 (よく りょうりを しますか。なにを つくりますか。)

Or, you could hop on over to Twitter and ask me a question. I do love a good question 😊

What's the Difference Between Mina and Minna (And Why Does It Matter Anyway?)


皆さん、こんにちは。

Hello everybody!

If you watch Japanese tv or anime (or are paying attention in class) you've probably come across the Japanese word 皆さん (mina-san) meaning "all" or "everybody".

But what's the difference between みな and みんな? What's みなさま all about? And ... does it actually matter?

皆さん Mina-san


Mina means "everybody", and it's commonly used with "-san" on the end (the same suffix you put on people's names to be polite).

みなさん is often used when addressing a group of people, especially when they don't know either other too well or the situation calls for a slightly more formal greeting.
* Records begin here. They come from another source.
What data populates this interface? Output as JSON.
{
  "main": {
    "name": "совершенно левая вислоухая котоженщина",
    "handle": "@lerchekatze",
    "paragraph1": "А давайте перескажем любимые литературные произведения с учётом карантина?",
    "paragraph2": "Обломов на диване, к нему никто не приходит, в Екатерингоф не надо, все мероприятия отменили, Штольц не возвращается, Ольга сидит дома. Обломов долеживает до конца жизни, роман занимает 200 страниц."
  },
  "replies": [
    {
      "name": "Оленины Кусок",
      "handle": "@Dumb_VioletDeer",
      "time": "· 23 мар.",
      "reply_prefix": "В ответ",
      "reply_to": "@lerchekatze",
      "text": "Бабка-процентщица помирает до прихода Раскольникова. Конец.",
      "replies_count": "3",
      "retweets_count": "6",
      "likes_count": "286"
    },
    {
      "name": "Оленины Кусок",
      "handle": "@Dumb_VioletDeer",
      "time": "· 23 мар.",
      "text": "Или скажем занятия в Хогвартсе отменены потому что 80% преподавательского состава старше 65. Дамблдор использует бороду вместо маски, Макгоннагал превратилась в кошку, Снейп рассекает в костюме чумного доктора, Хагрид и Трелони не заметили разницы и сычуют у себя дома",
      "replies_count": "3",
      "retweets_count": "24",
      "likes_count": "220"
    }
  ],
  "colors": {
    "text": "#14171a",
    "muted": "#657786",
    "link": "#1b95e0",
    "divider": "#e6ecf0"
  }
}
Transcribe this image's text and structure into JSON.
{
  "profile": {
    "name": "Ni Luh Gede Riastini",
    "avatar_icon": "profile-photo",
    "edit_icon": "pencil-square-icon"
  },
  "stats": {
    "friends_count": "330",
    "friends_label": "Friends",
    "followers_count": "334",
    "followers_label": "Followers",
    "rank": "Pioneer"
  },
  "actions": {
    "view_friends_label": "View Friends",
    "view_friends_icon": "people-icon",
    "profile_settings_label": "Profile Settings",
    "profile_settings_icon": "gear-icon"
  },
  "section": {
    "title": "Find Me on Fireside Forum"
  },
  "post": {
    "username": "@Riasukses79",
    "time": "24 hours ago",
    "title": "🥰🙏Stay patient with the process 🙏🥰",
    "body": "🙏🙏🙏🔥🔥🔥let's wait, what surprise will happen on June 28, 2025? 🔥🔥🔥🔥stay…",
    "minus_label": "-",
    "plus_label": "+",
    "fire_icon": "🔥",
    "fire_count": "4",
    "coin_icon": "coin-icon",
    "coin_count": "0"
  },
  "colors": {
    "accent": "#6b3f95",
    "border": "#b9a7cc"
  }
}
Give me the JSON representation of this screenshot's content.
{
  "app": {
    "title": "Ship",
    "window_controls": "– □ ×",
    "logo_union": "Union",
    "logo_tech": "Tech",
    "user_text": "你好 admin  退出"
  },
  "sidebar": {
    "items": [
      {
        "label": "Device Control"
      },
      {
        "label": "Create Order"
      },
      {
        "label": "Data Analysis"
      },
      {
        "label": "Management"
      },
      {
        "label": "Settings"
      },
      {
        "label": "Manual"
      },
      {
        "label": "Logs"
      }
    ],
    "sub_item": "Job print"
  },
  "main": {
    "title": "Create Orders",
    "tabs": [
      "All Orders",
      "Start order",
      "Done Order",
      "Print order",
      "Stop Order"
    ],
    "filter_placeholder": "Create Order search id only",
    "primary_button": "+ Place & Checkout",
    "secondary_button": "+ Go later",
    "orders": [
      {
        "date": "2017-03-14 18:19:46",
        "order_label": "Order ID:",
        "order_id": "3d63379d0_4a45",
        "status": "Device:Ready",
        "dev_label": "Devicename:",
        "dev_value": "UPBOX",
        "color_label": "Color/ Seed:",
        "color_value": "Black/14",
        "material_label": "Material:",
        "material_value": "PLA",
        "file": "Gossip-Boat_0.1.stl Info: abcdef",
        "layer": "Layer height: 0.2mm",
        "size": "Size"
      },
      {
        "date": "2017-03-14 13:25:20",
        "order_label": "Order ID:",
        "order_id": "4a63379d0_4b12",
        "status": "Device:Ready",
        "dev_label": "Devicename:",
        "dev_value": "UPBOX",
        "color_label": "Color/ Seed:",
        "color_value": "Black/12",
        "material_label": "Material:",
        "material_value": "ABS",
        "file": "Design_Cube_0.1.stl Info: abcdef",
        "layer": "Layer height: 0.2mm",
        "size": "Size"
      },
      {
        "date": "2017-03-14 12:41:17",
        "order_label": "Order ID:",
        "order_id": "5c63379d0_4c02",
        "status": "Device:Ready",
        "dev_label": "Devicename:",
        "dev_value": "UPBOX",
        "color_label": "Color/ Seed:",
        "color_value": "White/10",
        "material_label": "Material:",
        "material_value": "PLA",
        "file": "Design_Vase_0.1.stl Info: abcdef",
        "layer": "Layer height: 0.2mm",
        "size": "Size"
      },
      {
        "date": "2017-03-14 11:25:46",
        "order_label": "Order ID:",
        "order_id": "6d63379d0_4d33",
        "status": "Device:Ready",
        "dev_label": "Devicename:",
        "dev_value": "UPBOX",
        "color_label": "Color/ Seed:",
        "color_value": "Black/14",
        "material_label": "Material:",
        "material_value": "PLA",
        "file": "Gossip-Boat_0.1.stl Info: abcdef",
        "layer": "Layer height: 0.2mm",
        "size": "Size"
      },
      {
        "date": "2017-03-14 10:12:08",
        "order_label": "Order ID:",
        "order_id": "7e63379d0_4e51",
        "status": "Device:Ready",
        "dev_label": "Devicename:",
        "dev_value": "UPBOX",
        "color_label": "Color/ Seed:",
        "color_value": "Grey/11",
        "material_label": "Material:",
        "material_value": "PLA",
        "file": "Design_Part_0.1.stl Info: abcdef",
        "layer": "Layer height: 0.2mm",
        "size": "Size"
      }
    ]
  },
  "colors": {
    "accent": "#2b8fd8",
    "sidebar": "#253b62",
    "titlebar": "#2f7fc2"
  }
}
I find myself using みなさん a bunch at the beginning of term when welcoming students back and/or trying to get you all to listen to me.

As you might expect, YouTubers say みなさんこんにちは a lot too ("HI EVERYONE").

Check out the first five seconds of this video from Ari Keita:

↓ はい、みなさんこんにちはありけいたです!



These example sentences from jisho.org should give you a good idea of the kinds of situation when みなさん is used:


みんな Minna


Also common is みんな which is just a spoken form of みな. Some people will tell you minna is more casual than mina and technically they're right.

Examples from jisho seem to show us that people also use minna when they talk about everyone:



みんなさん Minna-san


You can't mix them up and use みんなさん though. That's technically incorrect.

Probably no one will mind or notice in a casual situation, but if you're trying to be polite, stick with みなさん.

Or you can even go more polite with...

皆様 Mina-sama


In more formal situations, the -san suffix is switched up to the more polite/formal -sama.

Mina-sama functions a lot like "LADIES AND GENTLEMEN", and is used in writing, and in announcements:


Why does this matter? Well really, which word you use is going to depend on the situation.

Mina-sama is super formal and it would sound weird if you use it with your friends. Likewise, minna is pretty casual and might not be appropriate in a business setting.

A lot of gaining fluency in a language is about choosing the right word for the right situation.

Mina-san, if you'd like to learn more Japanese with me, click here to check out my new Japanese language courses in Brighton!